──────── Information given

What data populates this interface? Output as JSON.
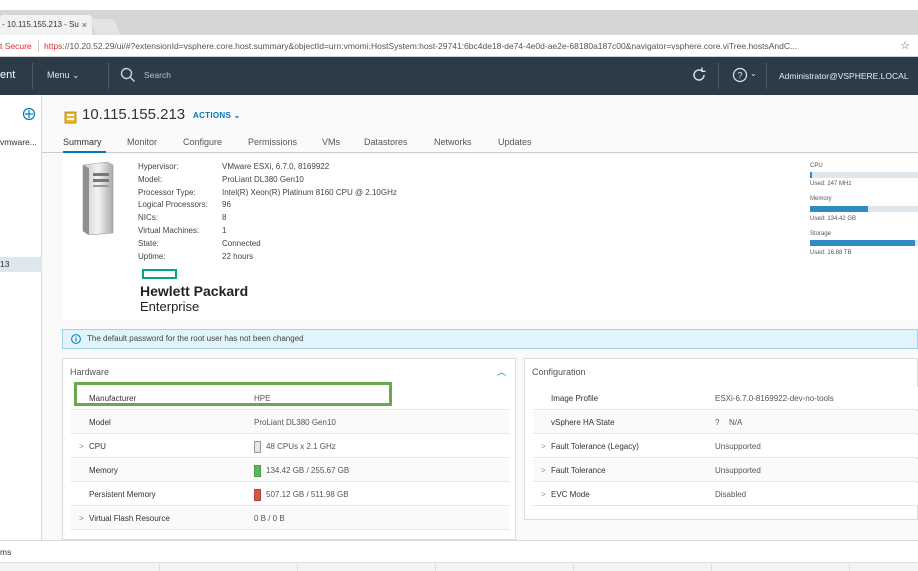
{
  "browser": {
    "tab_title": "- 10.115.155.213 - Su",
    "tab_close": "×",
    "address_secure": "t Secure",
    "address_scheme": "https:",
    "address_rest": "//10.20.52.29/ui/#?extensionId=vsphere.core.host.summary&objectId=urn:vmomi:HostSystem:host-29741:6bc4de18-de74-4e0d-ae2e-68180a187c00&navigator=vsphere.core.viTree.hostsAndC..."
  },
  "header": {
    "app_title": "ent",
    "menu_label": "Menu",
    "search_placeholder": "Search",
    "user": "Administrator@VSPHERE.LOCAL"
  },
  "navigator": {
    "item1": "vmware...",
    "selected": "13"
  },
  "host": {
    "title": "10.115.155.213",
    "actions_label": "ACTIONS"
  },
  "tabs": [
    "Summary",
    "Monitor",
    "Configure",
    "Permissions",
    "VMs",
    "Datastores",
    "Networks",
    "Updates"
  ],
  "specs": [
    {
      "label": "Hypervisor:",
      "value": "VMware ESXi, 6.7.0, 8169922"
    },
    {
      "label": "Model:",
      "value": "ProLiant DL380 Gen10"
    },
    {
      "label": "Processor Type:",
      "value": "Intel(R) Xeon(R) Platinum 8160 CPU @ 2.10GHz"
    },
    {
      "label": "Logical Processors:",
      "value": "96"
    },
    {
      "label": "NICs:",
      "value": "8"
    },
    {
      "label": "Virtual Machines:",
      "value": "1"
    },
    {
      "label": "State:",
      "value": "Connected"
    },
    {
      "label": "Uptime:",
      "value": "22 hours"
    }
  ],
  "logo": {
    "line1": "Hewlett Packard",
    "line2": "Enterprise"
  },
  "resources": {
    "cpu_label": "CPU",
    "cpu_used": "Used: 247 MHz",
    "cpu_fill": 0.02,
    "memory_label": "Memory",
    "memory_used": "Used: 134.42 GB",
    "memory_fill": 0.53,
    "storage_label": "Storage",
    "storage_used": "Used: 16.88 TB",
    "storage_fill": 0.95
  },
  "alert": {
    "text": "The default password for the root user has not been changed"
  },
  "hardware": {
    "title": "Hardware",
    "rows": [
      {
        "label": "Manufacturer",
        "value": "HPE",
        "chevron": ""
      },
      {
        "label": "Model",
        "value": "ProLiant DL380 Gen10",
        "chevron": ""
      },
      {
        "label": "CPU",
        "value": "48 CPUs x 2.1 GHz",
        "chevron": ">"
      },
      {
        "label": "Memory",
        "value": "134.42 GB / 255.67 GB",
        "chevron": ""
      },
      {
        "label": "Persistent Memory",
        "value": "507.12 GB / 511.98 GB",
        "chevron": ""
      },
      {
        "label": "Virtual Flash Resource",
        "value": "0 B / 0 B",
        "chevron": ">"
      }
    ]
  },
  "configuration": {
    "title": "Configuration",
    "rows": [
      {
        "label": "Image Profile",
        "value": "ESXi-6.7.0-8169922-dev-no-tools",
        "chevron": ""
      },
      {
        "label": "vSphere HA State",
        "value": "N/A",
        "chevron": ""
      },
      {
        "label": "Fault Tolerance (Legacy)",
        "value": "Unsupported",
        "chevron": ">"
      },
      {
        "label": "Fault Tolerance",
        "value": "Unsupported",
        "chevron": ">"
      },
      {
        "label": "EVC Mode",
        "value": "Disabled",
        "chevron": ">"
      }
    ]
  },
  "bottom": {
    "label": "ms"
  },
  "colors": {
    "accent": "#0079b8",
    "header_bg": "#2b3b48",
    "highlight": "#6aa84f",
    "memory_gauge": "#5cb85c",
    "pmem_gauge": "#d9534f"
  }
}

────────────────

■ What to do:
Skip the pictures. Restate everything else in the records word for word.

■ Solution:
What data populates this interface? Output as JSON.
{
  "browser": {
    "tab_title": "- 10.115.155.213 - Su",
    "tab_close": "×",
    "address_secure": "t Secure",
    "address_scheme": "https:",
    "address_rest": "//10.20.52.29/ui/#?extensionId=vsphere.core.host.summary&objectId=urn:vmomi:HostSystem:host-29741:6bc4de18-de74-4e0d-ae2e-68180a187c00&navigator=vsphere.core.viTree.hostsAndC..."
  },
  "header": {
    "app_title": "ent",
    "menu_label": "Menu",
    "search_placeholder": "Search",
    "user": "Administrator@VSPHERE.LOCAL"
  },
  "navigator": {
    "item1": "vmware...",
    "selected": "13"
  },
  "host": {
    "title": "10.115.155.213",
    "actions_label": "ACTIONS"
  },
  "tabs": [
    "Summary",
    "Monitor",
    "Configure",
    "Permissions",
    "VMs",
    "Datastores",
    "Networks",
    "Updates"
  ],
  "specs": [
    {
      "label": "Hypervisor:",
      "value": "VMware ESXi, 6.7.0, 8169922"
    },
    {
      "label": "Model:",
      "value": "ProLiant DL380 Gen10"
    },
    {
      "label": "Processor Type:",
      "value": "Intel(R) Xeon(R) Platinum 8160 CPU @ 2.10GHz"
    },
    {
      "label": "Logical Processors:",
      "value": "96"
    },
    {
      "label": "NICs:",
      "value": "8"
    },
    {
      "label": "Virtual Machines:",
      "value": "1"
    },
    {
      "label": "State:",
      "value": "Connected"
    },
    {
      "label": "Uptime:",
      "value": "22 hours"
    }
  ],
  "logo": {
    "line1": "Hewlett Packard",
    "line2": "Enterprise"
  },
  "resources": {
    "cpu_label": "CPU",
    "cpu_used": "Used: 247 MHz",
    "cpu_fill": 0.02,
    "memory_label": "Memory",
    "memory_used": "Used: 134.42 GB",
    "memory_fill": 0.53,
    "storage_label": "Storage",
    "storage_used": "Used: 16.88 TB",
    "storage_fill": 0.95
  },
  "alert": {
    "text": "The default password for the root user has not been changed"
  },
  "hardware": {
    "title": "Hardware",
    "rows": [
      {
        "label": "Manufacturer",
        "value": "HPE",
        "chevron": ""
      },
      {
        "label": "Model",
        "value": "ProLiant DL380 Gen10",
        "chevron": ""
      },
      {
        "label": "CPU",
        "value": "48 CPUs x 2.1 GHz",
        "chevron": ">"
      },
      {
        "label": "Memory",
        "value": "134.42 GB / 255.67 GB",
        "chevron": ""
      },
      {
        "label": "Persistent Memory",
        "value": "507.12 GB / 511.98 GB",
        "chevron": ""
      },
      {
        "label": "Virtual Flash Resource",
        "value": "0 B / 0 B",
        "chevron": ">"
      }
    ]
  },
  "configuration": {
    "title": "Configuration",
    "rows": [
      {
        "label": "Image Profile",
        "value": "ESXi-6.7.0-8169922-dev-no-tools",
        "chevron": ""
      },
      {
        "label": "vSphere HA State",
        "value": "N/A",
        "chevron": ""
      },
      {
        "label": "Fault Tolerance (Legacy)",
        "value": "Unsupported",
        "chevron": ">"
      },
      {
        "label": "Fault Tolerance",
        "value": "Unsupported",
        "chevron": ">"
      },
      {
        "label": "EVC Mode",
        "value": "Disabled",
        "chevron": ">"
      }
    ]
  },
  "bottom": {
    "label": "ms"
  },
  "colors": {
    "accent": "#0079b8",
    "header_bg": "#2b3b48",
    "highlight": "#6aa84f",
    "memory_gauge": "#5cb85c",
    "pmem_gauge": "#d9534f"
  }
}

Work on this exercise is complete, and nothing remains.